◆ Assigned task ◆
Copy each line of the records that holds the string "active".

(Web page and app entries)
◇ ◇ ◇
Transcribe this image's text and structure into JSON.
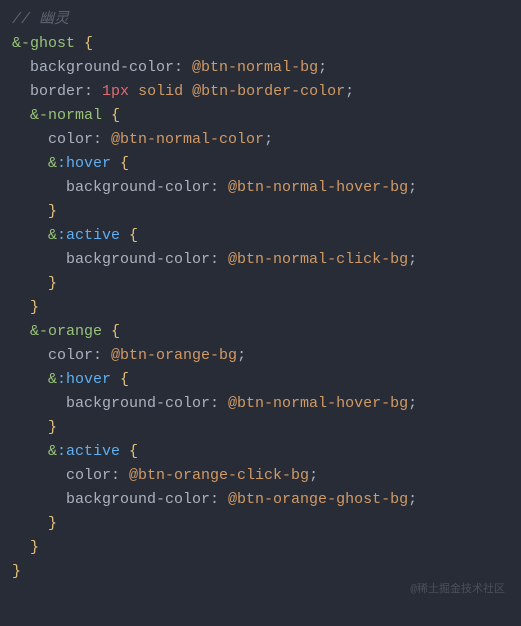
{
  "comment": "// 幽灵",
  "lines": {
    "l1_sel": "&-ghost",
    "l1_brace": " {",
    "l2_prop": "background-color",
    "l2_val": "@btn-normal-bg",
    "l3_prop": "border",
    "l3_num": "1px",
    "l3_kw": "solid",
    "l3_val": "@btn-border-color",
    "l4_sel": "&-normal",
    "l4_brace": " {",
    "l5_prop": "color",
    "l5_val": "@btn-normal-color",
    "l6_amp": "&",
    "l6_pseudo": ":hover",
    "l6_brace": " {",
    "l7_prop": "background-color",
    "l7_val": "@btn-normal-hover-bg",
    "l8_brace": "}",
    "l9_amp": "&",
    "l9_pseudo": ":active",
    "l9_brace": " {",
    "l10_prop": "background-color",
    "l10_val": "@btn-normal-click-bg",
    "l11_brace": "}",
    "l12_brace": "}",
    "l13_sel": "&-orange",
    "l13_brace": " {",
    "l14_prop": "color",
    "l14_val": "@btn-orange-bg",
    "l15_amp": "&",
    "l15_pseudo": ":hover",
    "l15_brace": " {",
    "l16_prop": "background-color",
    "l16_val": "@btn-normal-hover-bg",
    "l17_brace": "}",
    "l18_amp": "&",
    "l18_pseudo": ":active",
    "l18_brace": " {",
    "l19_prop": "color",
    "l19_val": "@btn-orange-click-bg",
    "l20_prop": "background-color",
    "l20_val": "@btn-orange-ghost-bg",
    "l21_brace": "}",
    "l22_brace": "}",
    "l23_brace": "}"
  },
  "punct": {
    "colon": ": ",
    "semi": ";",
    "sp": " "
  },
  "watermark": "@稀土掘金技术社区"
}
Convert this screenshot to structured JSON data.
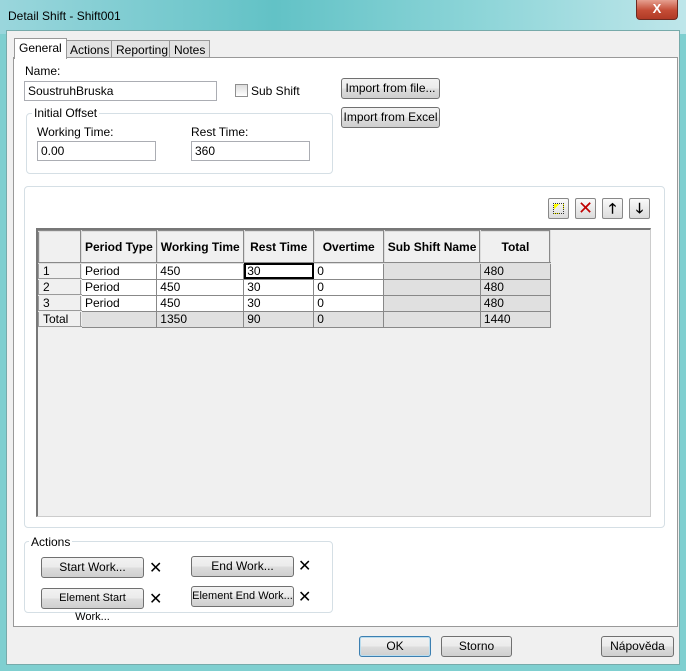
{
  "window": {
    "title": "Detail Shift - Shift001",
    "close_label": "X"
  },
  "tabs": [
    {
      "label": "General",
      "active": true
    },
    {
      "label": "Actions"
    },
    {
      "label": "Reporting"
    },
    {
      "label": "Notes"
    }
  ],
  "general": {
    "name_label": "Name:",
    "name_value": "SoustruhBruska",
    "sub_shift_label": "Sub Shift",
    "sub_shift_checked": false,
    "import_file": "Import from file...",
    "import_excel": "Import from Excel",
    "initial_offset": {
      "legend": "Initial Offset",
      "working_label": "Working Time:",
      "working_value": "0.00",
      "rest_label": "Rest Time:",
      "rest_value": "360"
    }
  },
  "toolbar": {
    "icons": [
      "new-row-icon",
      "delete-icon",
      "move-up-icon",
      "move-down-icon"
    ],
    "delete_color": "#c00000"
  },
  "grid": {
    "columns": [
      "Period Type",
      "Working Time",
      "Rest Time",
      "Overtime",
      "Sub Shift Name",
      "Total"
    ],
    "rows": [
      {
        "hdr": "1",
        "cells": [
          "Period",
          "450",
          "30",
          "0",
          "",
          "480"
        ]
      },
      {
        "hdr": "2",
        "cells": [
          "Period",
          "450",
          "30",
          "0",
          "",
          "480"
        ]
      },
      {
        "hdr": "3",
        "cells": [
          "Period",
          "450",
          "30",
          "0",
          "",
          "480"
        ]
      },
      {
        "hdr": "Total",
        "cells": [
          "",
          "1350",
          "90",
          "0",
          "",
          "1440"
        ]
      }
    ]
  },
  "actions": {
    "legend": "Actions",
    "start_work": "Start Work...",
    "end_work": "End Work...",
    "element_start_work": "Element Start Work...",
    "element_end_work": "Element End Work...",
    "clear": "✕"
  },
  "footer": {
    "ok": "OK",
    "cancel": "Storno",
    "help": "Nápověda"
  }
}
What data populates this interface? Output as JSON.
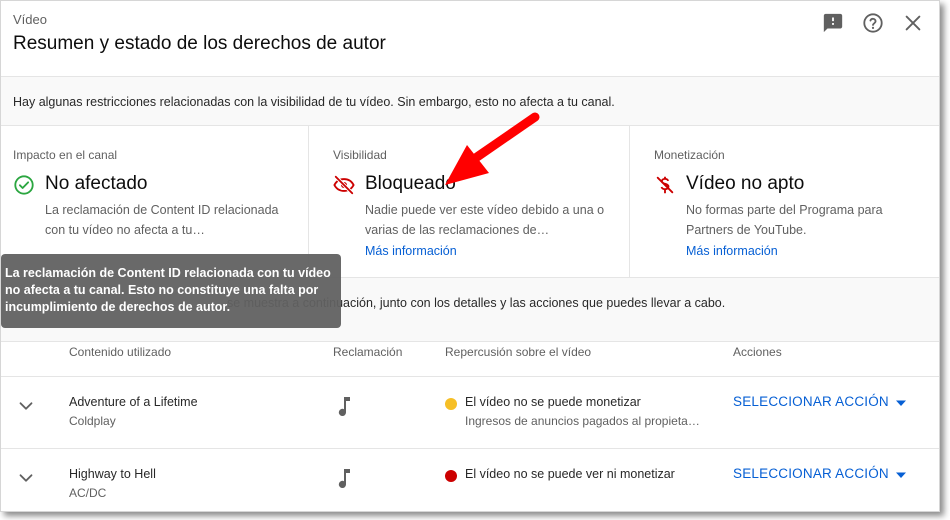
{
  "header": {
    "context": "Vídeo",
    "title": "Resumen y estado de los derechos de autor",
    "icons": [
      "feedback-icon",
      "help-icon",
      "close-icon"
    ]
  },
  "infobar": {
    "text": "Hay algunas restricciones relacionadas con la visibilidad de tu vídeo. Sin embargo, esto no afecta a tu canal."
  },
  "status": [
    {
      "label": "Impacto en el canal",
      "icon": "check-circle-icon",
      "value": "No afectado",
      "desc": "La reclamación de Content ID relacionada con tu vídeo no afecta a tu…",
      "more": ""
    },
    {
      "label": "Visibilidad",
      "icon": "eye-off-icon",
      "value": "Bloqueado",
      "desc": "Nadie puede ver este vídeo debido a una o varias de las reclamaciones de…",
      "more": "Más información"
    },
    {
      "label": "Monetización",
      "icon": "no-money-icon",
      "value": "Vídeo no apto",
      "desc": "No formas parte del Programa para Partners de YouTube.",
      "more": "Más información"
    }
  ],
  "claims_intro": {
    "visible_text": "se muestra a continuación, junto con los detalles y las acciones que puedes llevar a cabo."
  },
  "table": {
    "headers": [
      "Contenido utilizado",
      "Reclamación",
      "Repercusión sobre el vídeo",
      "Acciones"
    ],
    "rows": [
      {
        "title": "Adventure of a Lifetime",
        "artist": "Coldplay",
        "claim_icon": "music-note-icon",
        "impact": "El vídeo no se puede monetizar",
        "impact_sub": "Ingresos de anuncios pagados al propieta…",
        "status_color": "#f6bf26",
        "action": "SELECCIONAR ACCIÓN"
      },
      {
        "title": "Highway to Hell",
        "artist": "AC/DC",
        "claim_icon": "music-note-icon",
        "impact": "El vídeo no se puede ver ni monetizar",
        "impact_sub": "",
        "status_color": "#cc0000",
        "action": "SELECCIONAR ACCIÓN"
      }
    ]
  },
  "tooltip": {
    "text": "La reclamación de Content ID relacionada con tu vídeo no afecta a tu canal. Esto no constituye una falta por incumplimiento de derechos de autor."
  },
  "colors": {
    "link": "#065fd4",
    "success": "#2ba640",
    "error": "#cc0000",
    "annotation": "#ff0000"
  }
}
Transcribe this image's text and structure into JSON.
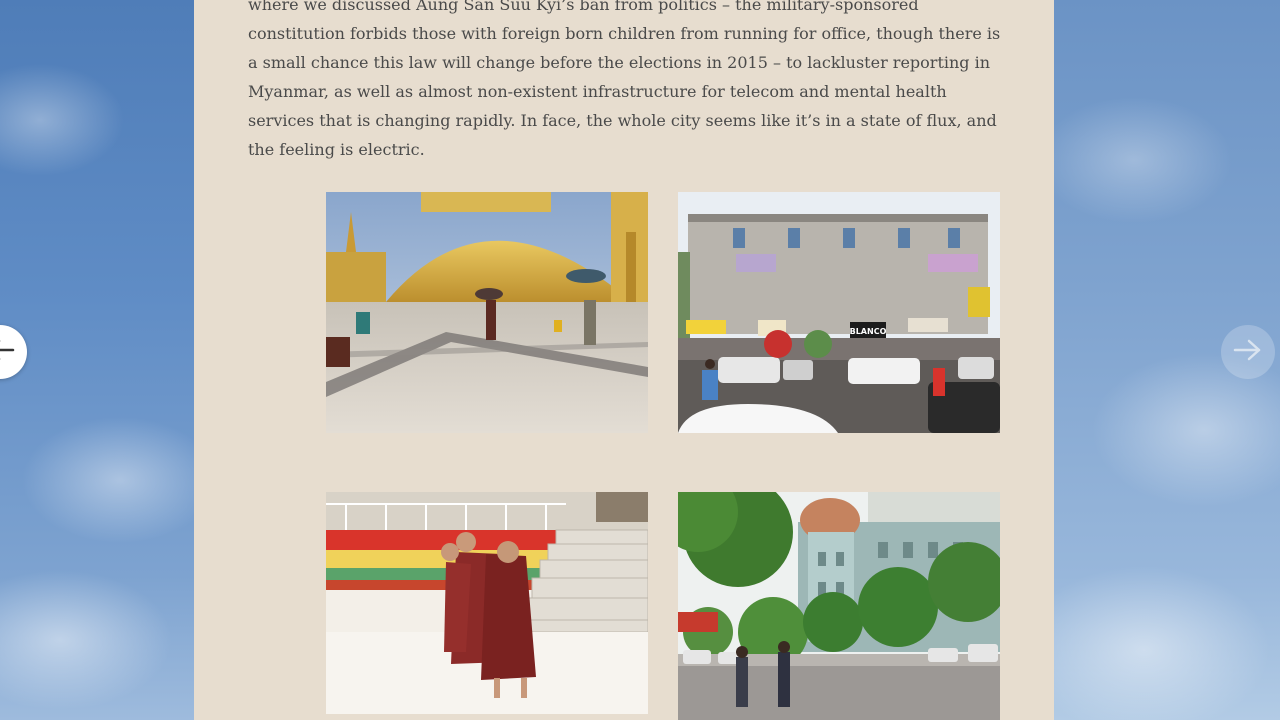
{
  "article": {
    "paragraph": "where we discussed Aung San Suu Kyi’s ban from politics – the military-sponsored constitution forbids those with foreign born children from running for office, though there is a small chance this law will change before the elections in 2015 – to lackluster reporting in Myanmar, as well as almost non-existent infrastructure for telecom and mental health services that is changing rapidly. In face, the whole city seems like it’s in a state of flux, and the feeling is electric.",
    "photos": [
      {
        "icon": "shwedagon-pagoda-photo"
      },
      {
        "icon": "street-building-photo",
        "sign_text": "BLANCO"
      },
      {
        "icon": "novice-monks-photo"
      },
      {
        "icon": "colonial-building-street-photo"
      }
    ]
  },
  "navigation": {
    "prev_icon": "arrow-left-icon",
    "next_icon": "arrow-right-icon"
  },
  "colors": {
    "page_background": "#e7ddcf",
    "body_text": "#4a4a4a",
    "sky": "#6f97c8"
  }
}
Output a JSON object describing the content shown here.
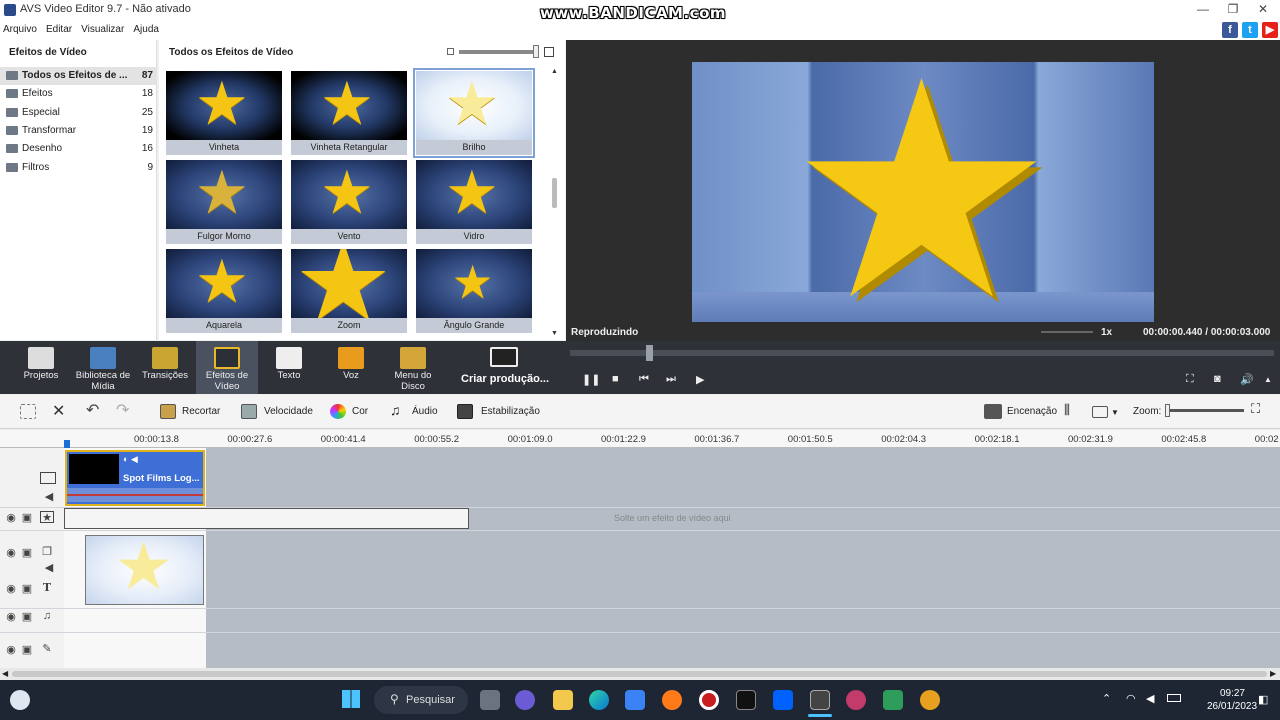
{
  "window": {
    "title": "AVS Video Editor 9.7 - Não ativado",
    "watermark": "www.BANDICAM.com",
    "controls": [
      "—",
      "❐",
      "✕"
    ]
  },
  "menu": [
    "Arquivo",
    "Editar",
    "Visualizar",
    "Ajuda"
  ],
  "social": [
    "f",
    "t",
    "▶"
  ],
  "categories": {
    "title": "Efeitos de Vídeo",
    "items": [
      {
        "label": "Todos os Efeitos de ...",
        "count": "87",
        "selected": true
      },
      {
        "label": "Efeitos",
        "count": "18"
      },
      {
        "label": "Especial",
        "count": "25"
      },
      {
        "label": "Transformar",
        "count": "19"
      },
      {
        "label": "Desenho",
        "count": "16"
      },
      {
        "label": "Filtros",
        "count": "9"
      }
    ]
  },
  "effects": {
    "title": "Todos os Efeitos de Vídeo",
    "tiles": [
      {
        "name": "Vinheta",
        "style": "dark"
      },
      {
        "name": "Vinheta Retangular",
        "style": "dark"
      },
      {
        "name": "Brilho",
        "style": "bright",
        "selected": true
      },
      {
        "name": "Fulgor Morno",
        "style": "normal"
      },
      {
        "name": "Vento",
        "style": "normal"
      },
      {
        "name": "Vidro",
        "style": "normal"
      },
      {
        "name": "Aquarela",
        "style": "normal"
      },
      {
        "name": "Zoom",
        "style": "normal"
      },
      {
        "name": "Ângulo Grande",
        "style": "normal"
      }
    ]
  },
  "preview": {
    "status": "Reproduzindo",
    "speed": "1x",
    "time": "00:00:00.440 / 00:00:03.000"
  },
  "toolbar": {
    "items": [
      {
        "label": "Projetos",
        "icon": "clapper-icon"
      },
      {
        "label": "Biblioteca de Mídia",
        "icon": "film-icon"
      },
      {
        "label": "Transições",
        "icon": "transition-icon"
      },
      {
        "label": "Efeitos de Vídeo",
        "icon": "star-effect-icon",
        "selected": true
      },
      {
        "label": "Texto",
        "icon": "text-icon"
      },
      {
        "label": "Voz",
        "icon": "microphone-icon"
      },
      {
        "label": "Menu do Disco",
        "icon": "disc-icon"
      }
    ],
    "produce": "Criar produção..."
  },
  "edit_tools": {
    "recortar": "Recortar",
    "velocidade": "Velocidade",
    "cor": "Cor",
    "audio": "Áudio",
    "estabilizacao": "Estabilização",
    "encenacao": "Encenação",
    "zoom": "Zoom:"
  },
  "ruler": [
    "00:00:13.8",
    "00:00:27.6",
    "00:00:41.4",
    "00:00:55.2",
    "00:01:09.0",
    "00:01:22.9",
    "00:01:36.7",
    "00:01:50.5",
    "00:02:04.3",
    "00:02:18.1",
    "00:02:31.9",
    "00:02:45.8",
    "00:02"
  ],
  "timeline": {
    "clip_name": "Spot Films Log...",
    "drop_hint": "Solte um efeito de vídeo aqui"
  },
  "taskbar": {
    "search": "Pesquisar",
    "time": "09:27",
    "date": "26/01/2023"
  }
}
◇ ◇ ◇
◆ Exercise output ◆
    "l9_pseudo": ":active",
    "l18_pseudo": ":active",
      "active": true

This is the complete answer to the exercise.